> [TASK TO COMPLETE] The response must consist of every record, restated word for word.

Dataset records
============

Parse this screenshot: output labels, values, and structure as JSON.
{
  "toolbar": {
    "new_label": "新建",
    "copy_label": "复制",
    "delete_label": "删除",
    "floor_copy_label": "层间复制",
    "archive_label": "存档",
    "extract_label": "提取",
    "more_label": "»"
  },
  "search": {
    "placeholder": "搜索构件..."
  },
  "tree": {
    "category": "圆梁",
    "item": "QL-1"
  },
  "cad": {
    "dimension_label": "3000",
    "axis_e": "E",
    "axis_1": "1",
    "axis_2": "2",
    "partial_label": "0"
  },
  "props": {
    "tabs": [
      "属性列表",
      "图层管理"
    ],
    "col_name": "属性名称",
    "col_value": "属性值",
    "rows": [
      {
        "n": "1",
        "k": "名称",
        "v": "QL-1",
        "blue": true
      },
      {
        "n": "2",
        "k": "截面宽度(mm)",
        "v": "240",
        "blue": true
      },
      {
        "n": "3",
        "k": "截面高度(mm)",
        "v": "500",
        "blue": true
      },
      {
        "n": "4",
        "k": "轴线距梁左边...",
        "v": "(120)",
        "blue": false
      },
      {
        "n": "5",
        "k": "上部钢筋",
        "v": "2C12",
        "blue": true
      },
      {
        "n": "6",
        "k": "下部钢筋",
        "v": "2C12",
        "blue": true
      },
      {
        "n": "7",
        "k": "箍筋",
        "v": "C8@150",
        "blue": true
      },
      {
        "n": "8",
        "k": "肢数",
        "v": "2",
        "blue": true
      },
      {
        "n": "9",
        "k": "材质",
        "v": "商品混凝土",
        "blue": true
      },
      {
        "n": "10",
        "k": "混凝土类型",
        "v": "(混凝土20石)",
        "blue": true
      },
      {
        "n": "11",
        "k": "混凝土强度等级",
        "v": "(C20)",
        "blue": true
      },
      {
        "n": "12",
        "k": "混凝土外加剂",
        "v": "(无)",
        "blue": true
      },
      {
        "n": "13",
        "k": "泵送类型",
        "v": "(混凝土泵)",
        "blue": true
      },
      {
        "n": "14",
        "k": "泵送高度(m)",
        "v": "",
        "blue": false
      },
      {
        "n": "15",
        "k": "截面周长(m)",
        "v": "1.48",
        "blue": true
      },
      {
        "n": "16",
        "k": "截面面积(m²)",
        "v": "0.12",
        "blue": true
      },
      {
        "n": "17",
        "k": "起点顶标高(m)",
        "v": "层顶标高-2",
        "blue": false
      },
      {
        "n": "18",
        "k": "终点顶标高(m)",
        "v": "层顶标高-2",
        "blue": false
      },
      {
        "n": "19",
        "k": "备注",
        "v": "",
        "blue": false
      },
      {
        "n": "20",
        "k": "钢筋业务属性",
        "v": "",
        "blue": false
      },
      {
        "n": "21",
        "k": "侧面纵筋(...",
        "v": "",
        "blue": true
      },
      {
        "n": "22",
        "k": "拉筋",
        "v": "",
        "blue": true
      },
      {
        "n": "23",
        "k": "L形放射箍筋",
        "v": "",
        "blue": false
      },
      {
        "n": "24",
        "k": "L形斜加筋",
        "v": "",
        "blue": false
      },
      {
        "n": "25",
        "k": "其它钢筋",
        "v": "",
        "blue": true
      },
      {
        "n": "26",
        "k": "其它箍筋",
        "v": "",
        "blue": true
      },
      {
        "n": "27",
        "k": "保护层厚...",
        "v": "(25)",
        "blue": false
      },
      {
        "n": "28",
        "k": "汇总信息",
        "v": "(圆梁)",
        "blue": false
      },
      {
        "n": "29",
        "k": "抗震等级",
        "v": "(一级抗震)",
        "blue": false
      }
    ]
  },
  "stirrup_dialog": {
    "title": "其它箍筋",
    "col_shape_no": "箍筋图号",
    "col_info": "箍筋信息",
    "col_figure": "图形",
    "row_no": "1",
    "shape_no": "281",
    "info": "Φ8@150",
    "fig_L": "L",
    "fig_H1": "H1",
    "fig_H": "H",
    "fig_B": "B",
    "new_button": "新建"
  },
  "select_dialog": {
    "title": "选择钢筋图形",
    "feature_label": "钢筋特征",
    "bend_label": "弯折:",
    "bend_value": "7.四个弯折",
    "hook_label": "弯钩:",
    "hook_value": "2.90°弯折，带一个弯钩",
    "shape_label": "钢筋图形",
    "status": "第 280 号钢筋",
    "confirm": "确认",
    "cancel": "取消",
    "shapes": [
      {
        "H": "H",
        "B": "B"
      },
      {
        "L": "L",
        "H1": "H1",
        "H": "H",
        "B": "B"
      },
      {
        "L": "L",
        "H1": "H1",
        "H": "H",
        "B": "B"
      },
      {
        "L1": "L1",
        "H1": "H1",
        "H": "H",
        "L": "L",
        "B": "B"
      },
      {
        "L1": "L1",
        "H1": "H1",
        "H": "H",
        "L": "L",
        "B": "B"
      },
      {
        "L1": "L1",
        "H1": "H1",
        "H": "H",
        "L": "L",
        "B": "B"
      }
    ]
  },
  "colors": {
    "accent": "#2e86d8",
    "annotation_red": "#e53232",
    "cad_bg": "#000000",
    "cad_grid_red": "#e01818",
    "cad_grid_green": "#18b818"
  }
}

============

> [YOUR RESPONSE]
Parse this screenshot: output labels, values, and structure as JSON.
{
  "toolbar": {
    "new_label": "新建",
    "copy_label": "复制",
    "delete_label": "删除",
    "floor_copy_label": "层间复制",
    "archive_label": "存档",
    "extract_label": "提取",
    "more_label": "»"
  },
  "search": {
    "placeholder": "搜索构件..."
  },
  "tree": {
    "category": "圆梁",
    "item": "QL-1"
  },
  "cad": {
    "dimension_label": "3000",
    "axis_e": "E",
    "axis_1": "1",
    "axis_2": "2",
    "partial_label": "0"
  },
  "props": {
    "tabs": [
      "属性列表",
      "图层管理"
    ],
    "col_name": "属性名称",
    "col_value": "属性值",
    "rows": [
      {
        "n": "1",
        "k": "名称",
        "v": "QL-1",
        "blue": true
      },
      {
        "n": "2",
        "k": "截面宽度(mm)",
        "v": "240",
        "blue": true
      },
      {
        "n": "3",
        "k": "截面高度(mm)",
        "v": "500",
        "blue": true
      },
      {
        "n": "4",
        "k": "轴线距梁左边...",
        "v": "(120)",
        "blue": false
      },
      {
        "n": "5",
        "k": "上部钢筋",
        "v": "2C12",
        "blue": true
      },
      {
        "n": "6",
        "k": "下部钢筋",
        "v": "2C12",
        "blue": true
      },
      {
        "n": "7",
        "k": "箍筋",
        "v": "C8@150",
        "blue": true
      },
      {
        "n": "8",
        "k": "肢数",
        "v": "2",
        "blue": true
      },
      {
        "n": "9",
        "k": "材质",
        "v": "商品混凝土",
        "blue": true
      },
      {
        "n": "10",
        "k": "混凝土类型",
        "v": "(混凝土20石)",
        "blue": true
      },
      {
        "n": "11",
        "k": "混凝土强度等级",
        "v": "(C20)",
        "blue": true
      },
      {
        "n": "12",
        "k": "混凝土外加剂",
        "v": "(无)",
        "blue": true
      },
      {
        "n": "13",
        "k": "泵送类型",
        "v": "(混凝土泵)",
        "blue": true
      },
      {
        "n": "14",
        "k": "泵送高度(m)",
        "v": "",
        "blue": false
      },
      {
        "n": "15",
        "k": "截面周长(m)",
        "v": "1.48",
        "blue": true
      },
      {
        "n": "16",
        "k": "截面面积(m²)",
        "v": "0.12",
        "blue": true
      },
      {
        "n": "17",
        "k": "起点顶标高(m)",
        "v": "层顶标高-2",
        "blue": false
      },
      {
        "n": "18",
        "k": "终点顶标高(m)",
        "v": "层顶标高-2",
        "blue": false
      },
      {
        "n": "19",
        "k": "备注",
        "v": "",
        "blue": false
      },
      {
        "n": "20",
        "k": "钢筋业务属性",
        "v": "",
        "blue": false
      },
      {
        "n": "21",
        "k": "侧面纵筋(...",
        "v": "",
        "blue": true
      },
      {
        "n": "22",
        "k": "拉筋",
        "v": "",
        "blue": true
      },
      {
        "n": "23",
        "k": "L形放射箍筋",
        "v": "",
        "blue": false
      },
      {
        "n": "24",
        "k": "L形斜加筋",
        "v": "",
        "blue": false
      },
      {
        "n": "25",
        "k": "其它钢筋",
        "v": "",
        "blue": true
      },
      {
        "n": "26",
        "k": "其它箍筋",
        "v": "",
        "blue": true
      },
      {
        "n": "27",
        "k": "保护层厚...",
        "v": "(25)",
        "blue": false
      },
      {
        "n": "28",
        "k": "汇总信息",
        "v": "(圆梁)",
        "blue": false
      },
      {
        "n": "29",
        "k": "抗震等级",
        "v": "(一级抗震)",
        "blue": false
      }
    ]
  },
  "stirrup_dialog": {
    "title": "其它箍筋",
    "col_shape_no": "箍筋图号",
    "col_info": "箍筋信息",
    "col_figure": "图形",
    "row_no": "1",
    "shape_no": "281",
    "info": "Φ8@150",
    "fig_L": "L",
    "fig_H1": "H1",
    "fig_H": "H",
    "fig_B": "B",
    "new_button": "新建"
  },
  "select_dialog": {
    "title": "选择钢筋图形",
    "feature_label": "钢筋特征",
    "bend_label": "弯折:",
    "bend_value": "7.四个弯折",
    "hook_label": "弯钩:",
    "hook_value": "2.90°弯折，带一个弯钩",
    "shape_label": "钢筋图形",
    "status": "第 280 号钢筋",
    "confirm": "确认",
    "cancel": "取消",
    "shapes": [
      {
        "H": "H",
        "B": "B"
      },
      {
        "L": "L",
        "H1": "H1",
        "H": "H",
        "B": "B"
      },
      {
        "L": "L",
        "H1": "H1",
        "H": "H",
        "B": "B"
      },
      {
        "L1": "L1",
        "H1": "H1",
        "H": "H",
        "L": "L",
        "B": "B"
      },
      {
        "L1": "L1",
        "H1": "H1",
        "H": "H",
        "L": "L",
        "B": "B"
      },
      {
        "L1": "L1",
        "H1": "H1",
        "H": "H",
        "L": "L",
        "B": "B"
      }
    ]
  },
  "colors": {
    "accent": "#2e86d8",
    "annotation_red": "#e53232",
    "cad_bg": "#000000",
    "cad_grid_red": "#e01818",
    "cad_grid_green": "#18b818"
  }
}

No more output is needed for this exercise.